INFORMATION
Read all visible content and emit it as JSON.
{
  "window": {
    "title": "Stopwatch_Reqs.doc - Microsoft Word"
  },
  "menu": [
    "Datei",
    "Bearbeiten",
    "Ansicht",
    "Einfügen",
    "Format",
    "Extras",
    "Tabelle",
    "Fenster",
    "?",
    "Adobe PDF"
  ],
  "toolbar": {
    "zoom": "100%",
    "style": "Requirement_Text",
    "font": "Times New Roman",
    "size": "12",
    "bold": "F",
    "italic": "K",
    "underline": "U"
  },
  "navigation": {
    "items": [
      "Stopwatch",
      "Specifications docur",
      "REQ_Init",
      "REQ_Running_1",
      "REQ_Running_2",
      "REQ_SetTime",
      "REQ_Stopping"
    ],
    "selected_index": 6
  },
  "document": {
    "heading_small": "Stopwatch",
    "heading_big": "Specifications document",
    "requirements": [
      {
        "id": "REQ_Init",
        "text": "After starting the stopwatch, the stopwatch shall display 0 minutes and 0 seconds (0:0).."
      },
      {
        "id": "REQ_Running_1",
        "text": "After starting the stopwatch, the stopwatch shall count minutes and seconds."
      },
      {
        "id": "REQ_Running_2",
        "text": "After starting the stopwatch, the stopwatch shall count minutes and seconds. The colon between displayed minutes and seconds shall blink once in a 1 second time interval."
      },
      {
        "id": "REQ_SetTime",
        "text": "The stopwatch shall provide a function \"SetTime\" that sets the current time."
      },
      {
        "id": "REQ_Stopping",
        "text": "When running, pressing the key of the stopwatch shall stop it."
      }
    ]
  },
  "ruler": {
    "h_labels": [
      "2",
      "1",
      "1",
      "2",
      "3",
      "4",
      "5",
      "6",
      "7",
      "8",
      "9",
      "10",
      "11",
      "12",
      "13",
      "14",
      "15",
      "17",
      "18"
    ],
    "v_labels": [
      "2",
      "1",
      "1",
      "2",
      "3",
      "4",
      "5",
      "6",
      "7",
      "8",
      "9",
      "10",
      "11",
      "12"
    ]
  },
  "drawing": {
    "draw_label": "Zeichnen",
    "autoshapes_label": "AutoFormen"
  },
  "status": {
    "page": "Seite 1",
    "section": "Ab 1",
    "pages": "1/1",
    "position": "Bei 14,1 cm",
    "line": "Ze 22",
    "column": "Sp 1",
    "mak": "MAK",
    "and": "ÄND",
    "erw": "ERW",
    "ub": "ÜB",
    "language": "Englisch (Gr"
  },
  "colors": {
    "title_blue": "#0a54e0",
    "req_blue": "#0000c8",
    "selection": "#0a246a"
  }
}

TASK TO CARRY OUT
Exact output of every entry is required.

WRITTEN SOLUTION
Read all visible content and emit it as JSON.
{
  "window": {
    "title": "Stopwatch_Reqs.doc - Microsoft Word"
  },
  "menu": [
    "Datei",
    "Bearbeiten",
    "Ansicht",
    "Einfügen",
    "Format",
    "Extras",
    "Tabelle",
    "Fenster",
    "?",
    "Adobe PDF"
  ],
  "toolbar": {
    "zoom": "100%",
    "style": "Requirement_Text",
    "font": "Times New Roman",
    "size": "12",
    "bold": "F",
    "italic": "K",
    "underline": "U"
  },
  "navigation": {
    "items": [
      "Stopwatch",
      "Specifications docur",
      "REQ_Init",
      "REQ_Running_1",
      "REQ_Running_2",
      "REQ_SetTime",
      "REQ_Stopping"
    ],
    "selected_index": 6
  },
  "document": {
    "heading_small": "Stopwatch",
    "heading_big": "Specifications document",
    "requirements": [
      {
        "id": "REQ_Init",
        "text": "After starting the stopwatch, the stopwatch shall display 0 minutes and 0 seconds (0:0).."
      },
      {
        "id": "REQ_Running_1",
        "text": "After starting the stopwatch, the stopwatch shall count minutes and seconds."
      },
      {
        "id": "REQ_Running_2",
        "text": "After starting the stopwatch, the stopwatch shall count minutes and seconds. The colon between displayed minutes and seconds shall blink once in a 1 second time interval."
      },
      {
        "id": "REQ_SetTime",
        "text": "The stopwatch shall provide a function \"SetTime\" that sets the current time."
      },
      {
        "id": "REQ_Stopping",
        "text": "When running, pressing the key of the stopwatch shall stop it."
      }
    ]
  },
  "ruler": {
    "h_labels": [
      "2",
      "1",
      "1",
      "2",
      "3",
      "4",
      "5",
      "6",
      "7",
      "8",
      "9",
      "10",
      "11",
      "12",
      "13",
      "14",
      "15",
      "17",
      "18"
    ],
    "v_labels": [
      "2",
      "1",
      "1",
      "2",
      "3",
      "4",
      "5",
      "6",
      "7",
      "8",
      "9",
      "10",
      "11",
      "12"
    ]
  },
  "drawing": {
    "draw_label": "Zeichnen",
    "autoshapes_label": "AutoFormen"
  },
  "status": {
    "page": "Seite 1",
    "section": "Ab 1",
    "pages": "1/1",
    "position": "Bei 14,1 cm",
    "line": "Ze 22",
    "column": "Sp 1",
    "mak": "MAK",
    "and": "ÄND",
    "erw": "ERW",
    "ub": "ÜB",
    "language": "Englisch (Gr"
  },
  "colors": {
    "title_blue": "#0a54e0",
    "req_blue": "#0000c8",
    "selection": "#0a246a"
  }
}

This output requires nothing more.